With a baby’s tendency to chew on every surface they can reach many parents are opting for cribs made entirely organic materials. Organic bedding is also becoming widely sought after by concerned parents.
However, what is often overlooked is the quality of the mattress underneath your baby. Using an organic sheet will provide some protection, but when spending 10-14 hours or more a day during their most fragile developmental years, lying directly on the mattress, breathing in and absorbing whatever is in the mattress. This kind of exposure can present risks.
A common fire retardant commonly used in mattress production is Polybrominated diphenyl ethers (PBDEs). Research has shown that microscopic particles from fire retardant chemicals contaminate household dust and seep into the surrounding air.
Another 2014 study done at The University of Texas at Austin found that babies are exposed to high levels of chemical emissions from crib mattresses while they sleep. The researchers found that body heat increases emissions and chemical emissions are strongest in the sleeping infant’s immediate breathing zone. These chemical exposures can negatively affect the health and brain development of babies.
To minimize these risks many parents are seeking out a purely organic crib mattress. But while this can provide peace of mind, it is a more expensive option that is beyond the reach of many new parents. It is also worth noting that organic materials are also required to use fire retardants.
So take note of these tips when selecting your crib mattress. This should help you minimize the risk of exposure to potentially harmful chemicals:

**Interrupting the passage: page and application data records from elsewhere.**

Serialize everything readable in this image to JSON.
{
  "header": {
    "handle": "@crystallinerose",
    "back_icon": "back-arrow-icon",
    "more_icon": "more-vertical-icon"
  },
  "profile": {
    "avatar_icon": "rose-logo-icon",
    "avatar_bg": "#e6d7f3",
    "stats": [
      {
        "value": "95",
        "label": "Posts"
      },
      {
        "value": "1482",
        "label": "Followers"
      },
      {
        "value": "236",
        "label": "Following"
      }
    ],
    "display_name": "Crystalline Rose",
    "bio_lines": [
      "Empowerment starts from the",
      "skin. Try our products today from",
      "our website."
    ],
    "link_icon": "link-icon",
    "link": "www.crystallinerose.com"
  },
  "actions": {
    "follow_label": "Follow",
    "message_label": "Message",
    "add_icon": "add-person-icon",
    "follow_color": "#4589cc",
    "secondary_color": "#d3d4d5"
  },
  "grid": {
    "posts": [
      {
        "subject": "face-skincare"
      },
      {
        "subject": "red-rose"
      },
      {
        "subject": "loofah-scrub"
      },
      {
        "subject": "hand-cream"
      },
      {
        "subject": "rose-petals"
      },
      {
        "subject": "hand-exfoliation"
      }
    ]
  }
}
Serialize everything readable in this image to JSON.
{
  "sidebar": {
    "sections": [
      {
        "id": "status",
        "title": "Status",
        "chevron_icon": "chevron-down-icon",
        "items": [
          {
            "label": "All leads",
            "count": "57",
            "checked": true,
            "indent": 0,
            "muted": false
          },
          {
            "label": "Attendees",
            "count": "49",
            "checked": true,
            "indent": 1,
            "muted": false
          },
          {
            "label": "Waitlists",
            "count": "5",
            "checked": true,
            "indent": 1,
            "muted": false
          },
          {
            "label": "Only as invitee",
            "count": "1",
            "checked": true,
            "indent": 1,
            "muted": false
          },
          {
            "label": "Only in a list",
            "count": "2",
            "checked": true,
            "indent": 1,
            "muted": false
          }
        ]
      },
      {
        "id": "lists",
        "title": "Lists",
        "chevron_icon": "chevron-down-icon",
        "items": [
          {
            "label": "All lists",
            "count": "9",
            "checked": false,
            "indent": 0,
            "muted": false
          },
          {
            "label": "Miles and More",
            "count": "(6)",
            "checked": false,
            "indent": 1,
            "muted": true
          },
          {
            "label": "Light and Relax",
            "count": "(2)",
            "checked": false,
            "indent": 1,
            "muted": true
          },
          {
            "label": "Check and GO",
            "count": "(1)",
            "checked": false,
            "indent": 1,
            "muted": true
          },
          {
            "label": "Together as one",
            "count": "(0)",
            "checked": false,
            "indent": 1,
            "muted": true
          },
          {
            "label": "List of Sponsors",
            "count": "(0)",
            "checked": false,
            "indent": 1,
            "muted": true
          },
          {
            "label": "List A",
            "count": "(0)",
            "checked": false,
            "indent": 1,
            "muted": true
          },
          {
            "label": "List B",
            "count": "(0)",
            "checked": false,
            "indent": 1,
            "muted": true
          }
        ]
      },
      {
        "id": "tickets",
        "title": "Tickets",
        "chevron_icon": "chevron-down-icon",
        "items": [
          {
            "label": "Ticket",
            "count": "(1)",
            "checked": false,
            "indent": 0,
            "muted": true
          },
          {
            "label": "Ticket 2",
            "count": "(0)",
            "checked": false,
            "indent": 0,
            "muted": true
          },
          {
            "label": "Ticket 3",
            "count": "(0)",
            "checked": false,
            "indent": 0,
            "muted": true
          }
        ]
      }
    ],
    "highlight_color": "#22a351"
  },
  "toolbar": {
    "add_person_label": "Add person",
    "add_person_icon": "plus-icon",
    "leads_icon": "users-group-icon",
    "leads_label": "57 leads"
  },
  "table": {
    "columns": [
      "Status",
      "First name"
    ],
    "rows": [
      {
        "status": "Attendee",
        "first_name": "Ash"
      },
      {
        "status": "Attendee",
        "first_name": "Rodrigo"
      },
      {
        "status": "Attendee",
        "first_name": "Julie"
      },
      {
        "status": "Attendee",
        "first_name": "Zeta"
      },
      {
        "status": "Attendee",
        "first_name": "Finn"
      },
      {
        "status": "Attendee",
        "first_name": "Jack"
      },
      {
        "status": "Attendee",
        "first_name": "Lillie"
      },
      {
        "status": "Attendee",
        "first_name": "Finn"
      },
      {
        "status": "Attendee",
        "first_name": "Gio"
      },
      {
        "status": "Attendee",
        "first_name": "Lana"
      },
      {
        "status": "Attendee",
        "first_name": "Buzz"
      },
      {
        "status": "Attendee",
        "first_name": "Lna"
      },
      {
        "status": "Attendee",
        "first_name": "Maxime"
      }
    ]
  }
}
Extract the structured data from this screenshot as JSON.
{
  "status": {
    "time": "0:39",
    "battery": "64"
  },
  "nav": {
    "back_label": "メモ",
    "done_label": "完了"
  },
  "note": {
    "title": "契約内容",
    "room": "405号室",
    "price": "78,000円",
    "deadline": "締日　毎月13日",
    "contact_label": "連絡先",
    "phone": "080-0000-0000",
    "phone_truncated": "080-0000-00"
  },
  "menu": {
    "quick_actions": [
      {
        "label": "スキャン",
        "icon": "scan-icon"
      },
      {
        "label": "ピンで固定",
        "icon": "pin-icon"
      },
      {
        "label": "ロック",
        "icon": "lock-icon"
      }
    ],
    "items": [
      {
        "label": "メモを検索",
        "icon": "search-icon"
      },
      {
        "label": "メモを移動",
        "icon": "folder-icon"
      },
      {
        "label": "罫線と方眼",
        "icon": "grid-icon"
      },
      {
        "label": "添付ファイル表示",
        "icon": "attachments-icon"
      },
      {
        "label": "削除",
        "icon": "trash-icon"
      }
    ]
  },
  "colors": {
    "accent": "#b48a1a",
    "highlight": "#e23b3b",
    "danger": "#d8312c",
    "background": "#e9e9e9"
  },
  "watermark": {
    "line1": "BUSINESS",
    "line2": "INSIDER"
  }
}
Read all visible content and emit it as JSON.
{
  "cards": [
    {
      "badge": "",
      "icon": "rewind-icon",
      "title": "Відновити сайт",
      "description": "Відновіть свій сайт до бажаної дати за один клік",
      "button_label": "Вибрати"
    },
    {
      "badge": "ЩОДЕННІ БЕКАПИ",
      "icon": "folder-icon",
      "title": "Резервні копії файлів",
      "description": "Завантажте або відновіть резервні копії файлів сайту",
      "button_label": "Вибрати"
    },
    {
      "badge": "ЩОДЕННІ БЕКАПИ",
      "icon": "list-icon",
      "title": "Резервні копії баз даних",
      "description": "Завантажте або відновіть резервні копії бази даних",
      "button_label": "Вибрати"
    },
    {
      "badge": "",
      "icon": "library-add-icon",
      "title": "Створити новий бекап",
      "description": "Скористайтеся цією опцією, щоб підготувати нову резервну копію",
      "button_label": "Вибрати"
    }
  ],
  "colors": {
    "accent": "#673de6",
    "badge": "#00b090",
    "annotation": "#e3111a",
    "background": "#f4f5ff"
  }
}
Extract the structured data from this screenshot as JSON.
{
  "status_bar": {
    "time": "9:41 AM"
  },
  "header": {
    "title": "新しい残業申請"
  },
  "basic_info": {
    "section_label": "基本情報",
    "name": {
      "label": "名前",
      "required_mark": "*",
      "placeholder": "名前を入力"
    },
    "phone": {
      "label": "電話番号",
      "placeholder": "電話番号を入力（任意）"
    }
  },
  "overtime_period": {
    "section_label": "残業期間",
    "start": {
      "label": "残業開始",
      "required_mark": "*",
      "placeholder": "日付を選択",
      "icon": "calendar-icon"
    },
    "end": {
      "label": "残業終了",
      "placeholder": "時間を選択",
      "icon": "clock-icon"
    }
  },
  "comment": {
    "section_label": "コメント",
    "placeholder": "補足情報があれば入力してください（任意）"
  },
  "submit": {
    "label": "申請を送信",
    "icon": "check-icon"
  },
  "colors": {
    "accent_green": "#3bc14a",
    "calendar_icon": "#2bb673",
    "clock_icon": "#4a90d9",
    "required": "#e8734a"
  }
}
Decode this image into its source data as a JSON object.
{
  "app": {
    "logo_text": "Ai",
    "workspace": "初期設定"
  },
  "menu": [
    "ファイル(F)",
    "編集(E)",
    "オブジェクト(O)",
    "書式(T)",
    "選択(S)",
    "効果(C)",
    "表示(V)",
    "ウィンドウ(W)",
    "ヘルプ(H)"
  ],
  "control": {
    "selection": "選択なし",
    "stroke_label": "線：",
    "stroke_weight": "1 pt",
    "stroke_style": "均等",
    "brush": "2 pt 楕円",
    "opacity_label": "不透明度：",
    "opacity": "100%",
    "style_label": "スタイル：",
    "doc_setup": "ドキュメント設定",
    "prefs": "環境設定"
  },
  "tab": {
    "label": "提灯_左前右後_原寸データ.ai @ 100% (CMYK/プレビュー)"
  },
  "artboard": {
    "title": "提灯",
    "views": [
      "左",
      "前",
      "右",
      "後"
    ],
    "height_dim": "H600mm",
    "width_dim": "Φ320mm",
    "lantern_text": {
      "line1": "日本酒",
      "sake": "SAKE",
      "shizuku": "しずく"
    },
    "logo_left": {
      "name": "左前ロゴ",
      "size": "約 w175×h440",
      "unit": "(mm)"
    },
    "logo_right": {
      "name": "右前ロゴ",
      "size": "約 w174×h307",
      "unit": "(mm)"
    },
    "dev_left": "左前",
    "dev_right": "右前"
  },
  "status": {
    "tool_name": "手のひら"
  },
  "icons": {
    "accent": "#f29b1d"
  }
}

- Do not purchase from a company that do not disclose the fire retardant used in the manufacturing process.
- Avoid buying a crib mattress with a vinyl cover.
- Choose polyester over polyurethane foam mattresses.
Most travel beds have an inbuilt mattress that is not subject to the same fire-retardant manufacturing standards. So the presence of these chemicals is less likely.